The National Weather Service confirmed a tornado with 118 mph winds (190 kph) struck southwest Florida. The weather service said the tornado was on the ground for almost two miles (3 kilometers) with a maximum path width of 125 yards (115 meters). Thirty mobile homes were destroyed and 51 had major damage. Three minor injuries were reported.
Edward Murray, 81, told the Naples Daily News that he was inside his mobile home Sunday morning when a tornado picked it up and tossed it on top of his neighbor's home.
“That's my house that's turned upside down,” he told the newspaper. “The tornado took me off my feet, blew me toward the east wall and buried me under the sink, refrigerator, kitchen chairs and everything else.”
Murray and his daughter, Cokie, escaped unharmed, crawling from the wreckage.
“I was so happy when I saw the sky,” Murray told the newspaper. “I said to the devil, `It's not going to be today.”'
Virginia State Police said traffic came to a standstill on Interstate 81 in Roanoke County for several hours Sunday afternoon after a tractor-trailer jackknifed and the cab of the truck disconnected from the trailer in the northbound lanes. Two additional accidents occurred in the traffic backup, one with minor injuries. “Please stay off the roads if possible. Begging again! Hazardous conditions,” read a tweet from VDOT's Salem office.
At Mountain Crossings, a hikers' outfitting store on the Appalachian Trail near Georgia's Blood Mountain, a handful of hikers were trekking up the mountain in the snow, employee Julia Leveille said Sunday.
“We're open, but it's kind of a mess up here,” she said by phone. A tree fell along the highway about a mile south of the store, and crews were working to clear it, she said.
Despite the heavy snow and ice in the area, several hikers had already started hiking from Georgia to Maine, Leveille said.
“You've got to really like the snow for that, because you're heading north and into higher mountains and you could see some nasty storms,” she said.
Most of the hikers who stopped in Sunday were ascending Blood Mountain on a day hike. At 4,458 feet (1,359 meters), it's the highest peak on Georgia's portion of the Appalachian Trail.
In Tennessee, there were multiple reports of abandoned and wrecked cars on snow-covered roads.
The storm system could cause hazardous driving conditions over a large portion of the eastern U.S. through Monday as the wet roadways refreeze in southern states and the storm turns and moves northward through the Mid-Atlantic states and New England.

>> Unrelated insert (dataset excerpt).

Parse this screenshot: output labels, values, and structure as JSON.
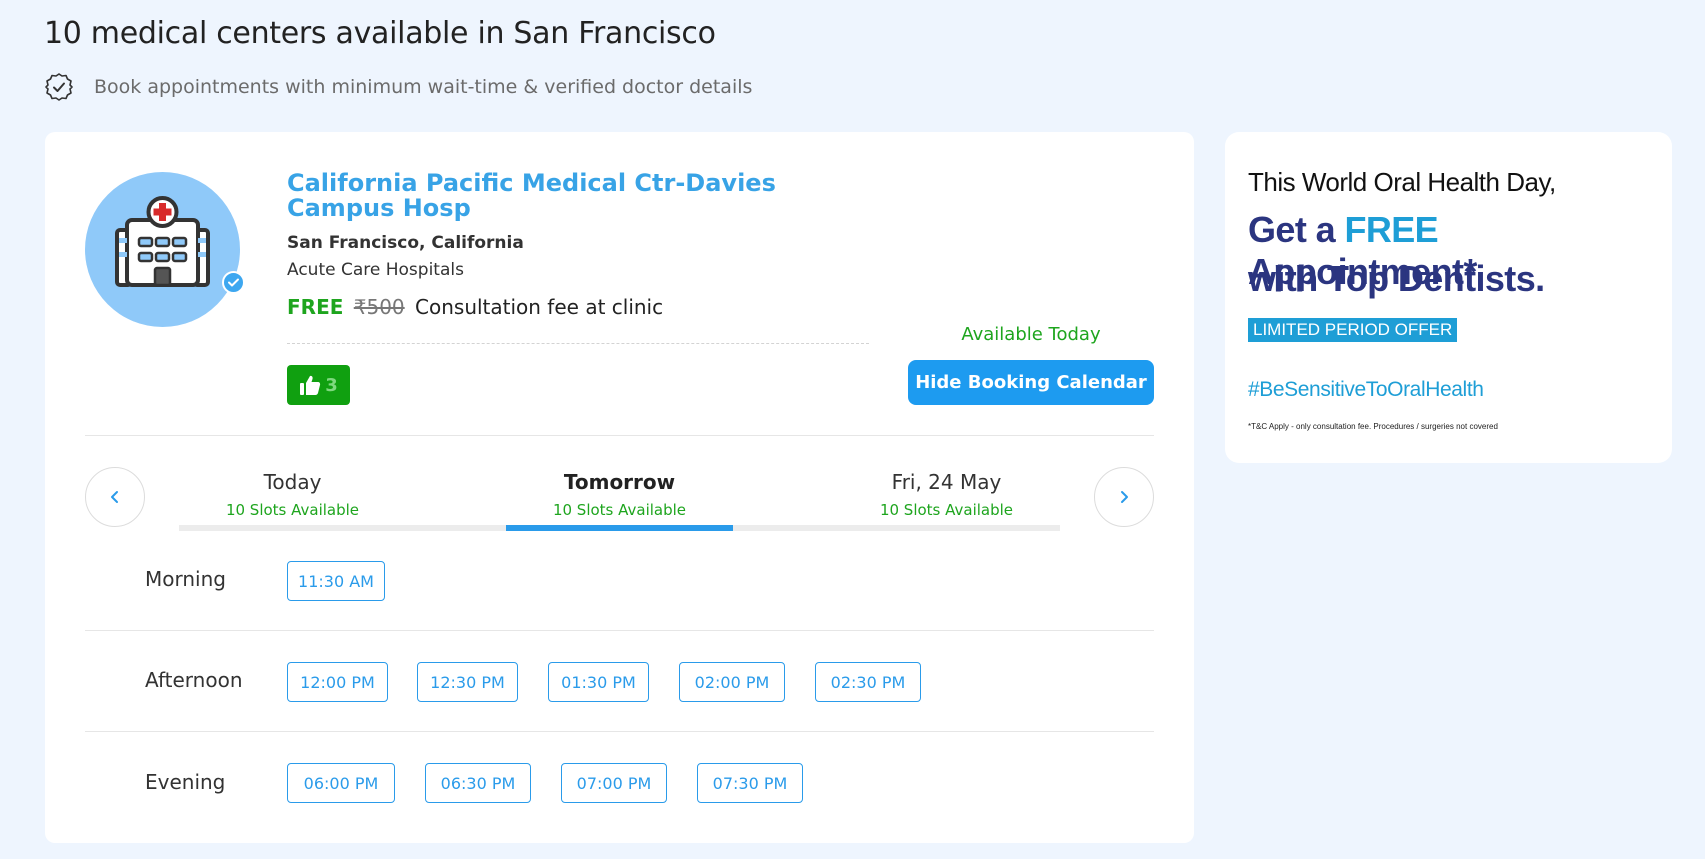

“It's a very expansive storm,” Hurley said. “A lot of real estate is going to get four to eight inches of snow and a lot more are also going to get to get some of that ice accumulation.”
New York City was expected to be spared most, if not all, of the snowfall, but Long Island and Connecticut coastal areas were expecting gale conditions. Upstate New York was projected to get hit with up to a foot of snow along with high winds.
Six to 13 inches (15 to 33 centimeters) of snow was expected in parts of east-central Ohio and western Pennsylvania from Sunday afternoon.
Associated Press reporters Dave Porter in New York City; Jeff Martin in Woodstock, Georgia; Rebecca Reynolds in Simpsonville, Kentucky; Terry Spencer in Fort Lauderdale, Florida; Ron Todt in Philadelphia; Kim Chandler in Montgomery, Alabama; and Collin Binkley in Killington, Vermont contributed to this report.